[Your instructions]: For each line below, check whether "title" is present. Report how many lines have it, nothing else.

[Exercise material]:
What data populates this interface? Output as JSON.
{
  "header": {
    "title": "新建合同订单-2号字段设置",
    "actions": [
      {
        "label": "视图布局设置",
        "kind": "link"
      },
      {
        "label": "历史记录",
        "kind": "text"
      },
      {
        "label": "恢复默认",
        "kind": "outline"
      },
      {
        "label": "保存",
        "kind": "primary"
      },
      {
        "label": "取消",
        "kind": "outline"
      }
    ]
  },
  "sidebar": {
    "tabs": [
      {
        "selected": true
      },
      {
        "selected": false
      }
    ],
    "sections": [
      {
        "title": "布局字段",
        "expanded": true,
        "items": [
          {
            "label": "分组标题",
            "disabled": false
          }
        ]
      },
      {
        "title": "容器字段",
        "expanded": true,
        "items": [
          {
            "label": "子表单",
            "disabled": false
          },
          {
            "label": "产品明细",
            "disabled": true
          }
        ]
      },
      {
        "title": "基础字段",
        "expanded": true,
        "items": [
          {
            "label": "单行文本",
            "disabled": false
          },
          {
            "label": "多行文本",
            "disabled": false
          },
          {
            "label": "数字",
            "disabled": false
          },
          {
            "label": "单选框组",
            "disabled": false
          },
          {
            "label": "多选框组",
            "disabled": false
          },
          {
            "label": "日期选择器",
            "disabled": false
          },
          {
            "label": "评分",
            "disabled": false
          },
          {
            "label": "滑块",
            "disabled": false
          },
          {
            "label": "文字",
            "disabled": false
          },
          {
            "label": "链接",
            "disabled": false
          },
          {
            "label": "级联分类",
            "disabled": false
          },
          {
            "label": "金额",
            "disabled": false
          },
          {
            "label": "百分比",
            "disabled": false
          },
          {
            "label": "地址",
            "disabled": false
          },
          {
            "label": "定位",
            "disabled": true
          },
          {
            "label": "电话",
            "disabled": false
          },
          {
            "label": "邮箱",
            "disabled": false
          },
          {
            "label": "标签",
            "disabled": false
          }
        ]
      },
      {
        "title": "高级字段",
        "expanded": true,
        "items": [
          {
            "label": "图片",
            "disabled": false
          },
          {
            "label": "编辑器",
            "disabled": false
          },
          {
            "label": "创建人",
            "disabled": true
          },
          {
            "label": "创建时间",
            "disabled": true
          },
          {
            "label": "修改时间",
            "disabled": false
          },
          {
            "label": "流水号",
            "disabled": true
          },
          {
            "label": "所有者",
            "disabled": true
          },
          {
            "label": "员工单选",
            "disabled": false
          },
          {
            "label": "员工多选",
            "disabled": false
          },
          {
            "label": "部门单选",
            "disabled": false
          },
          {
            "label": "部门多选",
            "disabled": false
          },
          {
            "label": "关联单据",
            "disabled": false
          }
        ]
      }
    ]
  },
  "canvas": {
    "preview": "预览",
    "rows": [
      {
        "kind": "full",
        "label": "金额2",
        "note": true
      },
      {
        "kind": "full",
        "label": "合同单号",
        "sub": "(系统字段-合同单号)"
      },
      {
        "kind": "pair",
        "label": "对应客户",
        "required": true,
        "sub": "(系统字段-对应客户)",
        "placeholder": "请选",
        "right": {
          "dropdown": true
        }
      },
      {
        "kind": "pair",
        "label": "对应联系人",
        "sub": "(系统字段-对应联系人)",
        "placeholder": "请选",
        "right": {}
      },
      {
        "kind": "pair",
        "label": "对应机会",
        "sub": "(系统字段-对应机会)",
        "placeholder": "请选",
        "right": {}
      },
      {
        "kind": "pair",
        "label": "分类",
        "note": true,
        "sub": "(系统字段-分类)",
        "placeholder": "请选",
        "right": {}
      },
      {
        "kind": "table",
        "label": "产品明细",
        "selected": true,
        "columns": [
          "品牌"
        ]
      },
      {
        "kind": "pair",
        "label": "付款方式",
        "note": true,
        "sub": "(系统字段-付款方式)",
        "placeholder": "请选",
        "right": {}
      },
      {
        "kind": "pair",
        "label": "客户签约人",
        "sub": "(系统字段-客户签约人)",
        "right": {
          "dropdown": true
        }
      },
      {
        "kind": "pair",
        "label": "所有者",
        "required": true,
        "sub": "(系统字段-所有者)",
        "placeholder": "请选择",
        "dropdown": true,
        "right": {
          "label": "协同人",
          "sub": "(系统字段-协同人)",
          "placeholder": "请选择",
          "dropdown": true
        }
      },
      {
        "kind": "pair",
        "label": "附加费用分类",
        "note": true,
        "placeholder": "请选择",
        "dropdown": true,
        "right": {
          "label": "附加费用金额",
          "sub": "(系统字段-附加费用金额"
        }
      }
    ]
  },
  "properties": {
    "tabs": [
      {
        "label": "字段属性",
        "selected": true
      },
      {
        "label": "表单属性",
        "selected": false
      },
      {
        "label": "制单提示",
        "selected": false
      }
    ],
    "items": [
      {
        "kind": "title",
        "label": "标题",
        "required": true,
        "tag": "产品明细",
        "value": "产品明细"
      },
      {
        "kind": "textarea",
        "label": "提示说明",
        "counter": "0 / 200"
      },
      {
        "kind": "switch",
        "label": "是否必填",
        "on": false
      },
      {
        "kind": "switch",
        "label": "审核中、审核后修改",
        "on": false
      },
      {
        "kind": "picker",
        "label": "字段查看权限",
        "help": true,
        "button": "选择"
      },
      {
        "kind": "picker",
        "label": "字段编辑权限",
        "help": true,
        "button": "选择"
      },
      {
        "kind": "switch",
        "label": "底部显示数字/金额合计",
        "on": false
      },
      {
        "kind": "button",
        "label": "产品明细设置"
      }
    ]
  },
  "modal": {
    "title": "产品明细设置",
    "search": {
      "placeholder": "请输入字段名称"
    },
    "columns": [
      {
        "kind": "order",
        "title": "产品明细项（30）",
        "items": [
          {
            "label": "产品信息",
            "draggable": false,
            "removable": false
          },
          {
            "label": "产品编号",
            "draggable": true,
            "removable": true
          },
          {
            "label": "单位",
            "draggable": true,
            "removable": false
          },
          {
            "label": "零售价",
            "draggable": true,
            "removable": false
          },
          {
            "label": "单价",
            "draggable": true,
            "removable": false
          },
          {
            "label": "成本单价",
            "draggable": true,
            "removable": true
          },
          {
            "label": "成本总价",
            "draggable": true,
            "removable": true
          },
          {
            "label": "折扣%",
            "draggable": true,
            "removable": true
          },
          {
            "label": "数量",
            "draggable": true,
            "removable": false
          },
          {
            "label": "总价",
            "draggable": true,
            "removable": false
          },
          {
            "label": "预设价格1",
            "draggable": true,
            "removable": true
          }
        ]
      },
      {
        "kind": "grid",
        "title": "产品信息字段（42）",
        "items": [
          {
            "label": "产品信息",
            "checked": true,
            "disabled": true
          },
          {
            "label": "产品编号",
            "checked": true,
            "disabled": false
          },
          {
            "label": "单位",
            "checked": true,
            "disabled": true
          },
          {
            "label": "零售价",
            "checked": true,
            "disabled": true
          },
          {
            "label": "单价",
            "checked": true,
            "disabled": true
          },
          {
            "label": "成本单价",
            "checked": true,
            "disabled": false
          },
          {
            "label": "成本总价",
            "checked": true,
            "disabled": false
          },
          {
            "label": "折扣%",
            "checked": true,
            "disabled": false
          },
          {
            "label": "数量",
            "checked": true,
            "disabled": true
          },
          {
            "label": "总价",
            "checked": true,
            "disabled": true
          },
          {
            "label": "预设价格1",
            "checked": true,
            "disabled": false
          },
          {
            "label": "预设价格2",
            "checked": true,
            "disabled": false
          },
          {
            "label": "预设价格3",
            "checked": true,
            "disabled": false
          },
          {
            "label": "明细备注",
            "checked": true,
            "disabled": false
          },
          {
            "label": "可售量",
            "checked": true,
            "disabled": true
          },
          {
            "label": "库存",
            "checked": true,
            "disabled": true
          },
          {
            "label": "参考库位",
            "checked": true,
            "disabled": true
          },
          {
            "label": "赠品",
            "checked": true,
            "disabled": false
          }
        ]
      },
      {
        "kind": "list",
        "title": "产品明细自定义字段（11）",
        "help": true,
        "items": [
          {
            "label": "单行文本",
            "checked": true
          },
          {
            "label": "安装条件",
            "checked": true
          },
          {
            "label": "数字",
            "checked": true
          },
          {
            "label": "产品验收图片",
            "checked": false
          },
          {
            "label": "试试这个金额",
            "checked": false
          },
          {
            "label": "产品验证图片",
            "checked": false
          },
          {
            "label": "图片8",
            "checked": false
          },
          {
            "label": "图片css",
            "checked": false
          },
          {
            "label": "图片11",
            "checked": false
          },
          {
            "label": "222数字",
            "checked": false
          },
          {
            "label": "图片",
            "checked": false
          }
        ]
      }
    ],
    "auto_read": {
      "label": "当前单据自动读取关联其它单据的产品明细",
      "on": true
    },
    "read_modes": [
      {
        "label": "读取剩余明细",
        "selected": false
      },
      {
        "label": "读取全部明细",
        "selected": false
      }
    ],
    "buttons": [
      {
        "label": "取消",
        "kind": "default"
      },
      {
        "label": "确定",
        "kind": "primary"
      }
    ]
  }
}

[Written answer]: 10